• REQUIREMENT:
Count every line of these entries that holds the word "ROIs", and reply with the number only.

• DATA EXTRACT:
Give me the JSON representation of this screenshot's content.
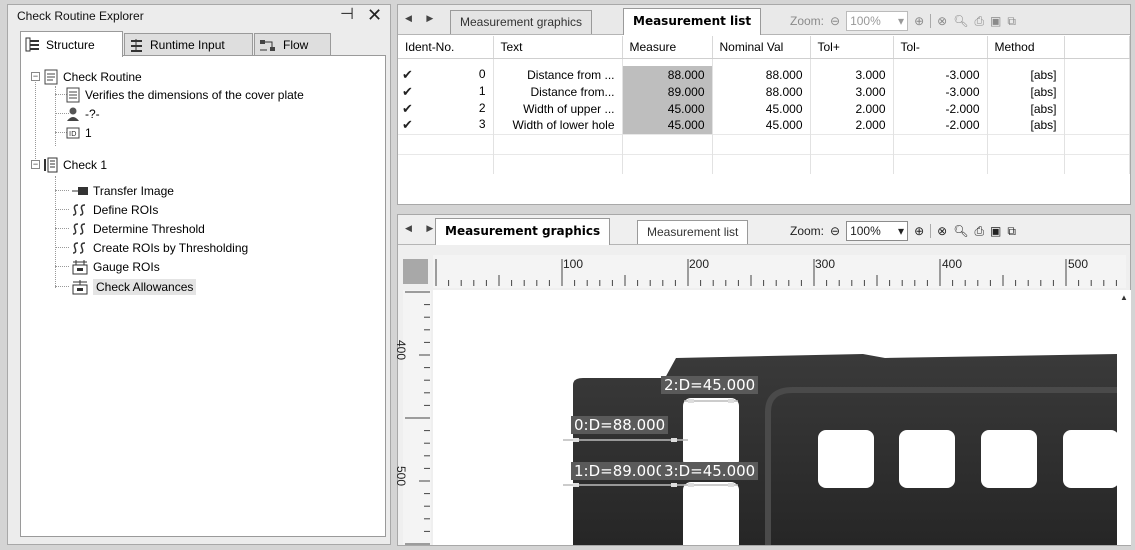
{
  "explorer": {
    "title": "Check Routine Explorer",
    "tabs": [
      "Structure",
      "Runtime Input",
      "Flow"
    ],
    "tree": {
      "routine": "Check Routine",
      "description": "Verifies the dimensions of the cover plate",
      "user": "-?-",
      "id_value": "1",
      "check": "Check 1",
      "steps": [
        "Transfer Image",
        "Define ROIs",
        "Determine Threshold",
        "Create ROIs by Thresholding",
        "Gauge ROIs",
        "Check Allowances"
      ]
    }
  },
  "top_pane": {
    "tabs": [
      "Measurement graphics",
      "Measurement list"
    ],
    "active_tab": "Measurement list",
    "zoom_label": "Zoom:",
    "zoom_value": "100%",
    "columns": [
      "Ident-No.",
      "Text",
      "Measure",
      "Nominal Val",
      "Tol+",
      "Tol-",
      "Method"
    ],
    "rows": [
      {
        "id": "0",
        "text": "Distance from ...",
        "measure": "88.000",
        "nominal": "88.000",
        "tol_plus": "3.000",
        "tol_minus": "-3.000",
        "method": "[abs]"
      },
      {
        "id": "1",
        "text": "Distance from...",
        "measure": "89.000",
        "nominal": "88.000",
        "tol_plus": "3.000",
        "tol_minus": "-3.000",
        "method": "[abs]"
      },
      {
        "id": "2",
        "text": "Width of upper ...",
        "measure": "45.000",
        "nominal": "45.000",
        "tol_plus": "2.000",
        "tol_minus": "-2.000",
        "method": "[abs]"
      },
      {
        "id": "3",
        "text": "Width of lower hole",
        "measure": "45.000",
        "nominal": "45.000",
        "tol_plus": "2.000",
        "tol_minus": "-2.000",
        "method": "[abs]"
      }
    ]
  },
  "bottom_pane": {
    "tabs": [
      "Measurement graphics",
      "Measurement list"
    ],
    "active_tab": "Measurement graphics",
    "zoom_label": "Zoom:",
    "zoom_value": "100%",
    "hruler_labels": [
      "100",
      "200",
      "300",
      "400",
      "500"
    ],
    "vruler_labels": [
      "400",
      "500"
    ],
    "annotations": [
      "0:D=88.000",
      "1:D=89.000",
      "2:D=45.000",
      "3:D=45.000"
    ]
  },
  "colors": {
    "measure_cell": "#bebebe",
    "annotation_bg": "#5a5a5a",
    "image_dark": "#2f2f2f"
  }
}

• EXERCISE SOLUTION:
3